Hamburger Menu

Industry News

Amendments to the Adventure Activities Regulations

21 March 2024

On Thursday 21 March, we held a webinar with Joseph Harrop from Lane Neave Lawyers on the very important issue of new regulations for adventure activities that come into effect on 1 April. TIA worked with our members and submitted extensively during the consultation on these regulations last year.

While this doesn’t apply to all members, there is an intersection with the Health & Safety at Work Act which applies to everyone. I encourage you to watch the webinar which is on our MyTIA website as it serves as a useful reminder of our obligations to keep our visitors and our staff safe.

While adventure operators will be well across the new regulations and their safety plans, there are sellers of activities and operators on the fringes that might be unclear if and how the new regulations might apply to them.

The first step is to understand if you are actually undertaking or selling an adventure activity in the first place. WorkSafe provide guidance on this here.

A hosted one-hour walk on a DOC track is not likely to be an adventure activity because you are not teaching or physically assisting a visitor and deliberately exposing them to a serious risk that you must manage.

But for instance, a paid white water rafting trip on a river is an adventure activity because it involves expertise, specialist gear, guidance and supervision – the activity operator must manage that risk.

If you are not involved in an adventure activity then these specific regulations do not apply to you, but you must of course be working in accordance with the Health and Safety at Work Act because through all your own operations including if you are taking visitors on a walk, this Act always applies.

There is a good common sense test to the adventure regulations which is simply asking yourself what would a cautious family member expect from the seller and operator when embarking on an adventure activity? This is a simple question but the answer captures everything the new regulations are intending to achieve.

Some of these objectives are:

  • Communicating risks to customers: Taking all reasonable steps to tell people looking to participate in their adventure activities what the risks are, both at the point of purchase, before commencing and during the activity. The adventure operator must provide the seller with this information and ensure it is being communicated at the point of purchase but also provide it to the customer before and during the activity.
  • The information must be easily understood including for non-English speakers.
  • Monitoring risks: There is a requirement to consider and monitor natural hazards, including weather, in your risk management planning and have a clear policy in place to determine when to call an activity off. Some activities are inherently very risky and the risk can only be mitigated but not eliminated, so it is sensible to provide this information to customers also.
  • Using experienced advisors: Ensuring any technical advisors for the adventure operator have verifiable experience in the natural hazard or area they are auditing. For example, any reasonable person would expect that a review of river operations would be undertaken by someone who is experienced in river operations.
  • Being Registered: The seller has ensured that the adventure operator is indeed registered with WorkSafe. Adventure operators now apply directly to WorkSafe for renewal or registration after completing their safety audit requirements.
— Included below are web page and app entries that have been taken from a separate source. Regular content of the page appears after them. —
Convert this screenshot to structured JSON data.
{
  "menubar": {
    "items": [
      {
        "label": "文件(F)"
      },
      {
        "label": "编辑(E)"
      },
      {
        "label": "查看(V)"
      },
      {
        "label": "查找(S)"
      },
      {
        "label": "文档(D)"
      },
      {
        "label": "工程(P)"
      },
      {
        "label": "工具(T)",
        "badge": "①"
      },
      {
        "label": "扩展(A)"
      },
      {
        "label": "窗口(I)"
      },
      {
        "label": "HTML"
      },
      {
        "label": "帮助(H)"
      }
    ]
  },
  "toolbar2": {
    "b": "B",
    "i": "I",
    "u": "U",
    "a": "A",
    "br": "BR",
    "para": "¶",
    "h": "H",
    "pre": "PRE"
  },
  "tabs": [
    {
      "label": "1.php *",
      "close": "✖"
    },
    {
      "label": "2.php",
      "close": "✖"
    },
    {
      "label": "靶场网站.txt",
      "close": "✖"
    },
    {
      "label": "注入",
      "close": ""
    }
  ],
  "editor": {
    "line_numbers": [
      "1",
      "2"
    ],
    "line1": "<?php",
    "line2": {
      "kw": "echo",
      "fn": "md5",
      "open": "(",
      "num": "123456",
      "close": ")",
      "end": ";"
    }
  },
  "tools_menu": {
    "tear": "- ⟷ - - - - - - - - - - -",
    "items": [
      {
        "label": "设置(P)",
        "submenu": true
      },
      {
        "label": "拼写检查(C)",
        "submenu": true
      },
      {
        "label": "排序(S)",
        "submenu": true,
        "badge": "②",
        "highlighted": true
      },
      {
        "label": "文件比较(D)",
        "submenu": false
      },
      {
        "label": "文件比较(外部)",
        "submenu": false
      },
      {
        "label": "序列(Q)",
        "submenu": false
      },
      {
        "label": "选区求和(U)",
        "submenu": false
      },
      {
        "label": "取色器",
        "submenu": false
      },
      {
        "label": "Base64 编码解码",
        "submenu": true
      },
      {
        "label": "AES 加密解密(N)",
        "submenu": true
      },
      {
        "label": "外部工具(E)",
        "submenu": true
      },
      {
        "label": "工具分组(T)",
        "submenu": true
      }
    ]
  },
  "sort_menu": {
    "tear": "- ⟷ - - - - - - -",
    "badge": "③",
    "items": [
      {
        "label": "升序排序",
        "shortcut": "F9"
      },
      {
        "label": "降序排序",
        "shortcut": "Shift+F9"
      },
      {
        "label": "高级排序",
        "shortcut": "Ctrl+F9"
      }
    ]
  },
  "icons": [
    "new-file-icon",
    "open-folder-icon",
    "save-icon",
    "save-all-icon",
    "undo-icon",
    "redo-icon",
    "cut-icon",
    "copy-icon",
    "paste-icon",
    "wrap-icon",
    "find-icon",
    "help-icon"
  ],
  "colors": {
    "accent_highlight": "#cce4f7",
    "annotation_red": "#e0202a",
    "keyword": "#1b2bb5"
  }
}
  • Notifying WorkSafe of incidents: Notifiable incidents now include natural hazards that occur, such as storms, flooding, landslip that are not routinely encountered, and any time where safety critical equipment malfunctions while in use.

There are other changes to the regulations and also greater powers for WorkSafe to suspend, cancel and refuse registration, and being able to impose conditions on an operator’s registration in the interests of safety.

Please note the guidance for adventure activity operators on managing the risks of natural hazards is still being developed by WorkSafe and we will keep you informed when that comes out.

Overall, the changes aim to improve the health and safety outcomes for participants, and workers, in adventure activities in Aotearoa.  

The information above is a simple summary to help you understand some of the changes and is not legal advice, so please see Improvements to WorkSafe’s adventure activities regulatory function | WorkSafewatch our webinar and check out the SupportAdventure website.

If you are in any doubt it’s important to seek your own legal advice. Lane Neave are expert in this area and also provide TIA members a 10% discount on their services for new clients. 

Thanks to our strategic partners

Thanks to our strategic partners

Thanks to our strategic partners